▶ _Exercise_
Without including any pictures, copy every line below exactly.

▶ _Given information_
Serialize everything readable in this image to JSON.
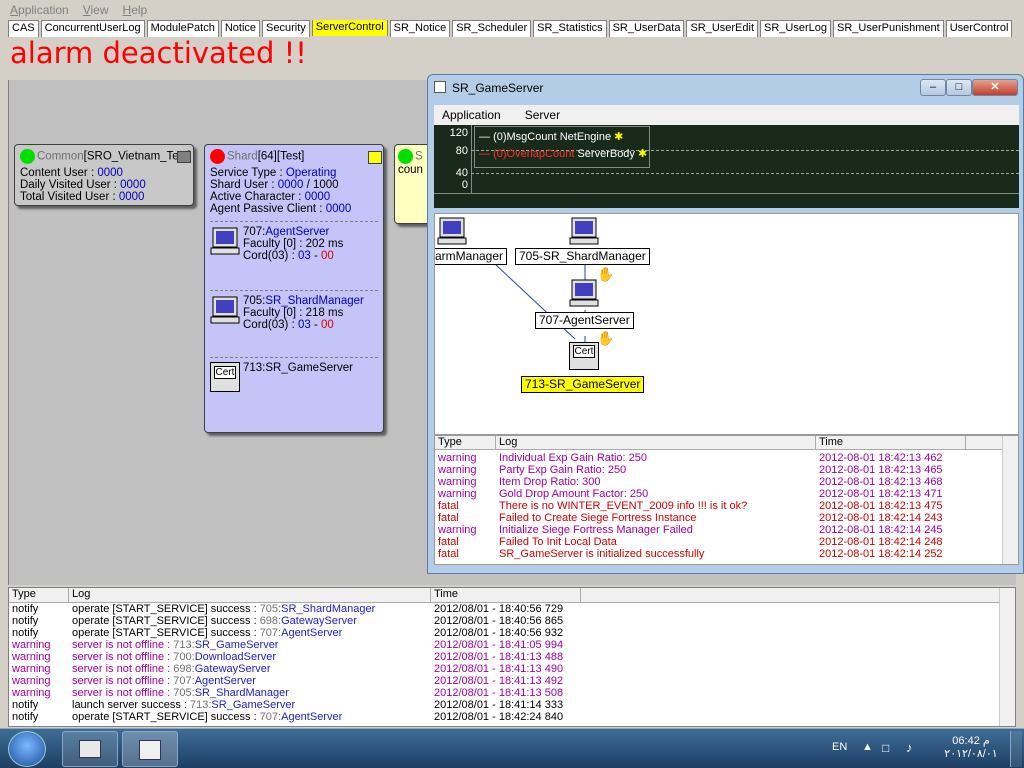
{
  "menu": [
    "Application",
    "View",
    "Help"
  ],
  "tabs": [
    "CAS",
    "ConcurrentUserLog",
    "ModulePatch",
    "Notice",
    "Security",
    "ServerControl",
    "SR_Notice",
    "SR_Scheduler",
    "SR_Statistics",
    "SR_UserData",
    "SR_UserEdit",
    "SR_UserLog",
    "SR_UserPunishment",
    "UserControl"
  ],
  "active_tab": "ServerControl",
  "alarm_text": "alarm deactivated !!",
  "common_card": {
    "title_prefix": "Common",
    "title_name": "[SRO_Vietnam_Test]",
    "lines": [
      {
        "label": "Content User :",
        "value": "0000"
      },
      {
        "label": "Daily Visited User :",
        "value": "0000"
      },
      {
        "label": "Total Visited User :",
        "value": "0000"
      }
    ]
  },
  "shard_card": {
    "title_prefix": "Shard",
    "title_id": "[64]",
    "title_name": "[Test]",
    "service_type_label": "Service Type :",
    "service_type_value": "Operating",
    "shard_user_label": "Shard User :",
    "shard_user_value": "0000",
    "shard_user_max": "/ 1000",
    "active_char_label": "Active Character :",
    "active_char_value": "0000",
    "agent_passive_label": "Agent Passive Client :",
    "agent_passive_value": "0000",
    "servers": [
      {
        "id": "707:",
        "name": "AgentServer",
        "faculty": "Faculty [0] : 202 ms",
        "cord_label": "Cord(03) :",
        "cord_a": "03",
        "cord_sep": " - ",
        "cord_b": "00"
      },
      {
        "id": "705:",
        "name": "SR_ShardManager",
        "faculty": "Faculty [0] : 218 ms",
        "cord_label": "Cord(03) :",
        "cord_a": "03",
        "cord_sep": " - ",
        "cord_b": "00"
      },
      {
        "id": "713:",
        "name": "SR_GameServer",
        "cert": "Cert"
      }
    ]
  },
  "third_card": {
    "title": "S",
    "line": "coun"
  },
  "gameserver_window": {
    "title": "SR_GameServer",
    "menu": [
      "Application",
      "Server"
    ],
    "chart": {
      "y_ticks": [
        "120",
        "80",
        "40",
        "0"
      ],
      "legend": [
        {
          "prefix": "(0)",
          "name": "MsgCount",
          "engine": "NetEngine",
          "color": "#ffffff"
        },
        {
          "prefix": "(0)",
          "name": "OverlapCount",
          "engine": "ServerBody",
          "color": "#ff3030"
        }
      ]
    },
    "nodes": {
      "farm_manager": "armManager",
      "shard_manager": "705-SR_ShardManager",
      "agent_server": "707-AgentServer",
      "game_server": "713-SR_GameServer",
      "cert": "Cert"
    },
    "log_headers": [
      "Type",
      "Log",
      "Time"
    ],
    "log_rows": [
      {
        "type": "warning",
        "log": "Individual Exp Gain Ratio: 250",
        "time": "2012-08-01 18:42:13 462"
      },
      {
        "type": "warning",
        "log": "Party Exp Gain Ratio: 250",
        "time": "2012-08-01 18:42:13 465"
      },
      {
        "type": "warning",
        "log": "Item Drop Ratio: 300",
        "time": "2012-08-01 18:42:13 468"
      },
      {
        "type": "warning",
        "log": "Gold Drop Amount Factor: 250",
        "time": "2012-08-01 18:42:13 471"
      },
      {
        "type": "fatal",
        "log": "There is no WINTER_EVENT_2009 info !!! is it ok?",
        "time": "2012-08-01 18:42:13 475"
      },
      {
        "type": "fatal",
        "log": "Failed to Create Siege Fortress Instance",
        "time": "2012-08-01 18:42:14 243"
      },
      {
        "type": "warning",
        "log": "Initialize Siege Fortress Manager Failed",
        "time": "2012-08-01 18:42:14 245"
      },
      {
        "type": "fatal",
        "log": "Failed To Init Local Data",
        "time": "2012-08-01 18:42:14 248"
      },
      {
        "type": "fatal",
        "log": "SR_GameServer is initialized successfully",
        "time": "2012-08-01 18:42:14 252"
      }
    ]
  },
  "bottom_log": {
    "headers": [
      "Type",
      "Log",
      "Time"
    ],
    "rows": [
      {
        "type": "notify",
        "text": "operate [START_SERVICE] success : ",
        "id": "705:",
        "name": "SR_ShardManager",
        "time": "2012/08/01 - 18:40:56 729"
      },
      {
        "type": "notify",
        "text": "operate [START_SERVICE] success : ",
        "id": "698:",
        "name": "GatewayServer",
        "time": "2012/08/01 - 18:40:56 865"
      },
      {
        "type": "notify",
        "text": "operate [START_SERVICE] success : ",
        "id": "707:",
        "name": "AgentServer",
        "time": "2012/08/01 - 18:40:56 932"
      },
      {
        "type": "warning",
        "text": "server is not offline : ",
        "id": "713:",
        "name": "SR_GameServer",
        "time": "2012/08/01 - 18:41:05 994"
      },
      {
        "type": "warning",
        "text": "server is not offline : ",
        "id": "700:",
        "name": "DownloadServer",
        "time": "2012/08/01 - 18:41:13 488"
      },
      {
        "type": "warning",
        "text": "server is not offline : ",
        "id": "698:",
        "name": "GatewayServer",
        "time": "2012/08/01 - 18:41:13 490"
      },
      {
        "type": "warning",
        "text": "server is not offline : ",
        "id": "707:",
        "name": "AgentServer",
        "time": "2012/08/01 - 18:41:13 492"
      },
      {
        "type": "warning",
        "text": "server is not offline : ",
        "id": "705:",
        "name": "SR_ShardManager",
        "time": "2012/08/01 - 18:41:13 508"
      },
      {
        "type": "notify",
        "text": "launch server success : ",
        "id": "713:",
        "name": "SR_GameServer",
        "time": "2012/08/01 - 18:41:14 333"
      },
      {
        "type": "notify",
        "text": "operate [START_SERVICE] success : ",
        "id": "707:",
        "name": "AgentServer",
        "time": "2012/08/01 - 18:42:24 840"
      }
    ]
  },
  "taskbar": {
    "lang": "EN",
    "time": "06:42 م",
    "date": "٢٠١٢/٠٨/٠١"
  },
  "colors": {
    "warning": "#a000a0",
    "fatal": "#d00000",
    "notify": "#000000",
    "server_name": "#2020c0"
  }
}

▶ _Problem solution_
Serialize everything readable in this image to JSON.
{
  "menu": [
    "Application",
    "View",
    "Help"
  ],
  "tabs": [
    "CAS",
    "ConcurrentUserLog",
    "ModulePatch",
    "Notice",
    "Security",
    "ServerControl",
    "SR_Notice",
    "SR_Scheduler",
    "SR_Statistics",
    "SR_UserData",
    "SR_UserEdit",
    "SR_UserLog",
    "SR_UserPunishment",
    "UserControl"
  ],
  "active_tab": "ServerControl",
  "alarm_text": "alarm deactivated !!",
  "common_card": {
    "title_prefix": "Common",
    "title_name": "[SRO_Vietnam_Test]",
    "lines": [
      {
        "label": "Content User :",
        "value": "0000"
      },
      {
        "label": "Daily Visited User :",
        "value": "0000"
      },
      {
        "label": "Total Visited User :",
        "value": "0000"
      }
    ]
  },
  "shard_card": {
    "title_prefix": "Shard",
    "title_id": "[64]",
    "title_name": "[Test]",
    "service_type_label": "Service Type :",
    "service_type_value": "Operating",
    "shard_user_label": "Shard User :",
    "shard_user_value": "0000",
    "shard_user_max": "/ 1000",
    "active_char_label": "Active Character :",
    "active_char_value": "0000",
    "agent_passive_label": "Agent Passive Client :",
    "agent_passive_value": "0000",
    "servers": [
      {
        "id": "707:",
        "name": "AgentServer",
        "faculty": "Faculty [0] : 202 ms",
        "cord_label": "Cord(03) :",
        "cord_a": "03",
        "cord_sep": " - ",
        "cord_b": "00"
      },
      {
        "id": "705:",
        "name": "SR_ShardManager",
        "faculty": "Faculty [0] : 218 ms",
        "cord_label": "Cord(03) :",
        "cord_a": "03",
        "cord_sep": " - ",
        "cord_b": "00"
      },
      {
        "id": "713:",
        "name": "SR_GameServer",
        "cert": "Cert"
      }
    ]
  },
  "third_card": {
    "title": "S",
    "line": "coun"
  },
  "gameserver_window": {
    "title": "SR_GameServer",
    "menu": [
      "Application",
      "Server"
    ],
    "chart": {
      "y_ticks": [
        "120",
        "80",
        "40",
        "0"
      ],
      "legend": [
        {
          "prefix": "(0)",
          "name": "MsgCount",
          "engine": "NetEngine",
          "color": "#ffffff"
        },
        {
          "prefix": "(0)",
          "name": "OverlapCount",
          "engine": "ServerBody",
          "color": "#ff3030"
        }
      ]
    },
    "nodes": {
      "farm_manager": "armManager",
      "shard_manager": "705-SR_ShardManager",
      "agent_server": "707-AgentServer",
      "game_server": "713-SR_GameServer",
      "cert": "Cert"
    },
    "log_headers": [
      "Type",
      "Log",
      "Time"
    ],
    "log_rows": [
      {
        "type": "warning",
        "log": "Individual Exp Gain Ratio: 250",
        "time": "2012-08-01 18:42:13 462"
      },
      {
        "type": "warning",
        "log": "Party Exp Gain Ratio: 250",
        "time": "2012-08-01 18:42:13 465"
      },
      {
        "type": "warning",
        "log": "Item Drop Ratio: 300",
        "time": "2012-08-01 18:42:13 468"
      },
      {
        "type": "warning",
        "log": "Gold Drop Amount Factor: 250",
        "time": "2012-08-01 18:42:13 471"
      },
      {
        "type": "fatal",
        "log": "There is no WINTER_EVENT_2009 info !!! is it ok?",
        "time": "2012-08-01 18:42:13 475"
      },
      {
        "type": "fatal",
        "log": "Failed to Create Siege Fortress Instance",
        "time": "2012-08-01 18:42:14 243"
      },
      {
        "type": "warning",
        "log": "Initialize Siege Fortress Manager Failed",
        "time": "2012-08-01 18:42:14 245"
      },
      {
        "type": "fatal",
        "log": "Failed To Init Local Data",
        "time": "2012-08-01 18:42:14 248"
      },
      {
        "type": "fatal",
        "log": "SR_GameServer is initialized successfully",
        "time": "2012-08-01 18:42:14 252"
      }
    ]
  },
  "bottom_log": {
    "headers": [
      "Type",
      "Log",
      "Time"
    ],
    "rows": [
      {
        "type": "notify",
        "text": "operate [START_SERVICE] success : ",
        "id": "705:",
        "name": "SR_ShardManager",
        "time": "2012/08/01 - 18:40:56 729"
      },
      {
        "type": "notify",
        "text": "operate [START_SERVICE] success : ",
        "id": "698:",
        "name": "GatewayServer",
        "time": "2012/08/01 - 18:40:56 865"
      },
      {
        "type": "notify",
        "text": "operate [START_SERVICE] success : ",
        "id": "707:",
        "name": "AgentServer",
        "time": "2012/08/01 - 18:40:56 932"
      },
      {
        "type": "warning",
        "text": "server is not offline : ",
        "id": "713:",
        "name": "SR_GameServer",
        "time": "2012/08/01 - 18:41:05 994"
      },
      {
        "type": "warning",
        "text": "server is not offline : ",
        "id": "700:",
        "name": "DownloadServer",
        "time": "2012/08/01 - 18:41:13 488"
      },
      {
        "type": "warning",
        "text": "server is not offline : ",
        "id": "698:",
        "name": "GatewayServer",
        "time": "2012/08/01 - 18:41:13 490"
      },
      {
        "type": "warning",
        "text": "server is not offline : ",
        "id": "707:",
        "name": "AgentServer",
        "time": "2012/08/01 - 18:41:13 492"
      },
      {
        "type": "warning",
        "text": "server is not offline : ",
        "id": "705:",
        "name": "SR_ShardManager",
        "time": "2012/08/01 - 18:41:13 508"
      },
      {
        "type": "notify",
        "text": "launch server success : ",
        "id": "713:",
        "name": "SR_GameServer",
        "time": "2012/08/01 - 18:41:14 333"
      },
      {
        "type": "notify",
        "text": "operate [START_SERVICE] success : ",
        "id": "707:",
        "name": "AgentServer",
        "time": "2012/08/01 - 18:42:24 840"
      }
    ]
  },
  "taskbar": {
    "lang": "EN",
    "time": "06:42 م",
    "date": "٢٠١٢/٠٨/٠١"
  },
  "colors": {
    "warning": "#a000a0",
    "fatal": "#d00000",
    "notify": "#000000",
    "server_name": "#2020c0"
  }
}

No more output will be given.